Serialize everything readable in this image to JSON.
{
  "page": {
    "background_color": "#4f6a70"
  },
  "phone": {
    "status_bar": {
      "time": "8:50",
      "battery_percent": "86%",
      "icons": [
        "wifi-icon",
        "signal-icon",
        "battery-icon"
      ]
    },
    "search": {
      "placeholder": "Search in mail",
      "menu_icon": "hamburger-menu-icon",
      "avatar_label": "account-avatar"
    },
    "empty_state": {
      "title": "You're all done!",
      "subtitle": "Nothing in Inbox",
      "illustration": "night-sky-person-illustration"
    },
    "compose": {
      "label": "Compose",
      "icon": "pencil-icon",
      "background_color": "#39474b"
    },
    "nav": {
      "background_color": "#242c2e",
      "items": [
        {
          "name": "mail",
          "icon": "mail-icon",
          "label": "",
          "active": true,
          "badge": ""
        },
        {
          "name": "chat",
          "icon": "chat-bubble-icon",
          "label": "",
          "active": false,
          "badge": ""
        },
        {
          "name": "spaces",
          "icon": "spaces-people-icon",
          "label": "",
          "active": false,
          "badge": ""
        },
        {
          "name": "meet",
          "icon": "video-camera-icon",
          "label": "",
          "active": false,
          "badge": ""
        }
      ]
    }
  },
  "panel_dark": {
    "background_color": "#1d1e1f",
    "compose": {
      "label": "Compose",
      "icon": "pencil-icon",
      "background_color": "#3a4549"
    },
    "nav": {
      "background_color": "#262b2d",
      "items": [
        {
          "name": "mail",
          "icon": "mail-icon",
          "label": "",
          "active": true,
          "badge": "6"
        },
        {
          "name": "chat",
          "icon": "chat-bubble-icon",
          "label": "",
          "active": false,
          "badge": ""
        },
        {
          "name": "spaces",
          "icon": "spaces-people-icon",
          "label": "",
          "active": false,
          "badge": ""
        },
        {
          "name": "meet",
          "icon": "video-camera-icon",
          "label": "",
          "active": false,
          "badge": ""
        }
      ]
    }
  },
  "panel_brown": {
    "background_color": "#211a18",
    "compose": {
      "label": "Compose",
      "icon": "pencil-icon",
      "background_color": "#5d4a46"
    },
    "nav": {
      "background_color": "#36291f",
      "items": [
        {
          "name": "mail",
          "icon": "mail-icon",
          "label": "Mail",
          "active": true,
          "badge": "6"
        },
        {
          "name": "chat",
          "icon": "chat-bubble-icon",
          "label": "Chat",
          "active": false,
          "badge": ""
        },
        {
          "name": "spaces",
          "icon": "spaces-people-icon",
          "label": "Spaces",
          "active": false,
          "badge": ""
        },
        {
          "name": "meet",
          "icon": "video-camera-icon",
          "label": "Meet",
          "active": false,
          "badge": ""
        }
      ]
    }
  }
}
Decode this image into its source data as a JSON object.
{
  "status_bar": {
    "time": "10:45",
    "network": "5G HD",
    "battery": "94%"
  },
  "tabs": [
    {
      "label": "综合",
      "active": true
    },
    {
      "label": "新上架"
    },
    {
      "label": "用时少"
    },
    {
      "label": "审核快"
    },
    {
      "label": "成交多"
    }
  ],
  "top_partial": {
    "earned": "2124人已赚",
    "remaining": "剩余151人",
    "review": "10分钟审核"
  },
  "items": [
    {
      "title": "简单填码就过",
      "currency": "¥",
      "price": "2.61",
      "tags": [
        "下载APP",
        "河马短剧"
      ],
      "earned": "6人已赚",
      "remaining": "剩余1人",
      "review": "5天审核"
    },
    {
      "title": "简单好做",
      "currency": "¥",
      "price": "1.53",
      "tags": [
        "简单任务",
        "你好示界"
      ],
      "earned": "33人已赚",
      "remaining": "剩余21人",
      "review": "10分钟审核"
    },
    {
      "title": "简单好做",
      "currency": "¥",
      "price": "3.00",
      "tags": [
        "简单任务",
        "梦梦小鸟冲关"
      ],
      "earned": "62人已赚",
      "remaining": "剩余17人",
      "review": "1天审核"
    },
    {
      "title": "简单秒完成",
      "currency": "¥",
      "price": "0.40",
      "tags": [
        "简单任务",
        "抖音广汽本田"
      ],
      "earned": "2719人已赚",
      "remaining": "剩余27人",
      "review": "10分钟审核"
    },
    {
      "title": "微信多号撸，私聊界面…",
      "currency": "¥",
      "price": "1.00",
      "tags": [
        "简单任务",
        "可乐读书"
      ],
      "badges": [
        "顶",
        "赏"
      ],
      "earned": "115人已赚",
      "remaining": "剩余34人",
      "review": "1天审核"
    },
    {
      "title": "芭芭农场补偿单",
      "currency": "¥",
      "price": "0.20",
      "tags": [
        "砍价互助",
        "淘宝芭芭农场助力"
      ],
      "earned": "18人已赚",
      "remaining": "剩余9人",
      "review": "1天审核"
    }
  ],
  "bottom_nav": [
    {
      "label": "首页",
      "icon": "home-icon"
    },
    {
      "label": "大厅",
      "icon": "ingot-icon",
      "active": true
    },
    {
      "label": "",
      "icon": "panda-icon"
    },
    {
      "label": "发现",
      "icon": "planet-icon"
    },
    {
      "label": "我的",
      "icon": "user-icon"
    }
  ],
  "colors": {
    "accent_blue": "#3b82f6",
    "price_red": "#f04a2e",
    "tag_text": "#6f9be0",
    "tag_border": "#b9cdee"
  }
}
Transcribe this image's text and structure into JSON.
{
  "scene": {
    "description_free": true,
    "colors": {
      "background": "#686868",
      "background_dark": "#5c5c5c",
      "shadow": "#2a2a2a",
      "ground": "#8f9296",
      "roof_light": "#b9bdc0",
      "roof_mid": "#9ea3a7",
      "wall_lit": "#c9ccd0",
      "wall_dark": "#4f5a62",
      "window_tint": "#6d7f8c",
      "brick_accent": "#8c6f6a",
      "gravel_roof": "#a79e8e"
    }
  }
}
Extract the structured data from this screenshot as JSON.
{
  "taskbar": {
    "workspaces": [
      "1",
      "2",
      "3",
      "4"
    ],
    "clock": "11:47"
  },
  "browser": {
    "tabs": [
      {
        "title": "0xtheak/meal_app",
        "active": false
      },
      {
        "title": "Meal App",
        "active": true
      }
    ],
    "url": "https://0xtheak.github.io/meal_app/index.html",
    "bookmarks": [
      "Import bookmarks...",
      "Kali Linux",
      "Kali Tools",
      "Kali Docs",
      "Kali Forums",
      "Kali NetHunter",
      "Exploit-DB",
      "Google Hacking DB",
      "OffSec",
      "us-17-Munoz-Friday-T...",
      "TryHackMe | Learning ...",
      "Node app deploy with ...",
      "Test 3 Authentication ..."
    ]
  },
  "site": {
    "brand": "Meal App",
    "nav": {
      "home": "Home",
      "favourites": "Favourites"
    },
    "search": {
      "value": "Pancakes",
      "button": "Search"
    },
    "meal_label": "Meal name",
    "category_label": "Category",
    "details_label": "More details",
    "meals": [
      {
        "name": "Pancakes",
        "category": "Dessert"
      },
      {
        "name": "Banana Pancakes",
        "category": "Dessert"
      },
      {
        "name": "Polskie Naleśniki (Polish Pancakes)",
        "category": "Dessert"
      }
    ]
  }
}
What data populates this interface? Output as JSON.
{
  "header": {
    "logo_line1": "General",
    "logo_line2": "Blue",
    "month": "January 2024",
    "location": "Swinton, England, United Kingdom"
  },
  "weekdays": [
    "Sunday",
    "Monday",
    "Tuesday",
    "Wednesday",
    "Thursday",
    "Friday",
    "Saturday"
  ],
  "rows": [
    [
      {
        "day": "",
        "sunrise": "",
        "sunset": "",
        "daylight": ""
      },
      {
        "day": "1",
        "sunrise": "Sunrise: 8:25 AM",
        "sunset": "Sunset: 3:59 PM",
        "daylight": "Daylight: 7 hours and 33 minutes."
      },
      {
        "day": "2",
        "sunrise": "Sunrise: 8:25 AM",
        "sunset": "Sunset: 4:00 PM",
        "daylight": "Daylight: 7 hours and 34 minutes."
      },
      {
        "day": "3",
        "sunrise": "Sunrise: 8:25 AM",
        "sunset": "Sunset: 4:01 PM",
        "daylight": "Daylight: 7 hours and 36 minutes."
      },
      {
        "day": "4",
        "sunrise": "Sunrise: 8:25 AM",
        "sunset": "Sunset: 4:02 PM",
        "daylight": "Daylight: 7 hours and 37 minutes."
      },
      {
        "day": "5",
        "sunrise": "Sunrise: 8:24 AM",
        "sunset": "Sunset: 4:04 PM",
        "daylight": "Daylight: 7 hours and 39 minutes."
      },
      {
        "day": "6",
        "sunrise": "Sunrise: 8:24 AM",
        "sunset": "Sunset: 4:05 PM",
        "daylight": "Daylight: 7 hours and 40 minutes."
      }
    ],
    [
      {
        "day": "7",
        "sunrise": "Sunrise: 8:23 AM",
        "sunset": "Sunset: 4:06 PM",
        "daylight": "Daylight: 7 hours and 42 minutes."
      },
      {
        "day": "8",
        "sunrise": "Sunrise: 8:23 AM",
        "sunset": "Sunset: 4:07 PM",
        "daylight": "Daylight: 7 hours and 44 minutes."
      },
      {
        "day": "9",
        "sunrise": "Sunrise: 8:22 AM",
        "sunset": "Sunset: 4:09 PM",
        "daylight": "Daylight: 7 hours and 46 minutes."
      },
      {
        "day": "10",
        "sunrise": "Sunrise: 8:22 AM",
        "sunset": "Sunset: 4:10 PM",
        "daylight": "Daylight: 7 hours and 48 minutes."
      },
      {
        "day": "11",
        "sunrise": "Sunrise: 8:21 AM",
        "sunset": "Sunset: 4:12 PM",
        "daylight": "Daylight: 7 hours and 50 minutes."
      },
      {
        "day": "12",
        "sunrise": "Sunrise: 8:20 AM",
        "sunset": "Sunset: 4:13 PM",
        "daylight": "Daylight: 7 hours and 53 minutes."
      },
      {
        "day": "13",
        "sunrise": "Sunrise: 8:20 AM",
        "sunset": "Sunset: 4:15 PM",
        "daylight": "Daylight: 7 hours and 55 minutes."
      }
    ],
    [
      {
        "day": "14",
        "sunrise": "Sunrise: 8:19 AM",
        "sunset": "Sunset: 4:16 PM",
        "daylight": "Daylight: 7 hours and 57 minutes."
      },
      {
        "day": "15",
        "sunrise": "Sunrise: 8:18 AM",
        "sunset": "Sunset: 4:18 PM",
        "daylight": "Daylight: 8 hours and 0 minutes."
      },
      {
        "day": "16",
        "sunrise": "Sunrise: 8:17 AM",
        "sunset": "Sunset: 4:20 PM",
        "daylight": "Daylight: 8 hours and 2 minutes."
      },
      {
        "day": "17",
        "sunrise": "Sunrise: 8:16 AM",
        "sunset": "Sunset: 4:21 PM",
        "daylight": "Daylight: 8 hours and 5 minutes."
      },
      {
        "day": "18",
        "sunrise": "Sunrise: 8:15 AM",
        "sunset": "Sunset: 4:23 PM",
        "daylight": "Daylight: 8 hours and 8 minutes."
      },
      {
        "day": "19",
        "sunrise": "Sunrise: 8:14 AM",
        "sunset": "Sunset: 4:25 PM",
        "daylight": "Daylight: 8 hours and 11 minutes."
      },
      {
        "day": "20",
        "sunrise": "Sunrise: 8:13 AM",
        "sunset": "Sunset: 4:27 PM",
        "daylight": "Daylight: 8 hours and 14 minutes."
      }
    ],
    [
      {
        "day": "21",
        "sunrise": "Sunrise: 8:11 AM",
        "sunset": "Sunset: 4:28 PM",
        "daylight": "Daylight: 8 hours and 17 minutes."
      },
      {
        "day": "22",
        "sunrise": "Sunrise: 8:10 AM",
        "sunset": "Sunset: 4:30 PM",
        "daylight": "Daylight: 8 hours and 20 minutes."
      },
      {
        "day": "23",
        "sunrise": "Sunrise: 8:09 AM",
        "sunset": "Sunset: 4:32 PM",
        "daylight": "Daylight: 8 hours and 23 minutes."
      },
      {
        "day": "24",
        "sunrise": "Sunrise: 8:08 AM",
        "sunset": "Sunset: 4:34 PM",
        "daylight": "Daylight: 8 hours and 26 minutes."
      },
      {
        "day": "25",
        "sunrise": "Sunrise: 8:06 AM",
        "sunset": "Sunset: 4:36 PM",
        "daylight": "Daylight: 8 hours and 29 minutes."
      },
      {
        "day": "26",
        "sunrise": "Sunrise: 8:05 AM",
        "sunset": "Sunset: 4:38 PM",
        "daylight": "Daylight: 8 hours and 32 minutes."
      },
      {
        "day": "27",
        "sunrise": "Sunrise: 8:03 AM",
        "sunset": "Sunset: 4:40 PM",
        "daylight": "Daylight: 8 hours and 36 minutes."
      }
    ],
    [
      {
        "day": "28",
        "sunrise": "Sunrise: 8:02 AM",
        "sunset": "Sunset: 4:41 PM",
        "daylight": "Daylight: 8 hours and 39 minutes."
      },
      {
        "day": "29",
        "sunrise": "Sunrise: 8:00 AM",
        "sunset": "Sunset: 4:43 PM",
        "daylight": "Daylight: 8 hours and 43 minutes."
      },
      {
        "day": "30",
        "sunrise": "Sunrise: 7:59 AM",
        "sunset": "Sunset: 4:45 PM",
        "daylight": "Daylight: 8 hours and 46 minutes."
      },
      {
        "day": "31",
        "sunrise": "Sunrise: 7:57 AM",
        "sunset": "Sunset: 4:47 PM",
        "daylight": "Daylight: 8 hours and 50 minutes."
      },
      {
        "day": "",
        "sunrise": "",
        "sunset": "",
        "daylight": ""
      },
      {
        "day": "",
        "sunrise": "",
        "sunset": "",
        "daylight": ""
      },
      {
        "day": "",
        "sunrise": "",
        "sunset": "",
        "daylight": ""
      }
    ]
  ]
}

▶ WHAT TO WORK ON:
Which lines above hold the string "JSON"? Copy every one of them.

▶ ANSWER AREA:
Serialize everything readable in this image to JSON.
Decode this image into its source data as a JSON object.
Transcribe this image's text and structure into JSON.
Extract the structured data from this screenshot as JSON.
What data populates this interface? Output as JSON.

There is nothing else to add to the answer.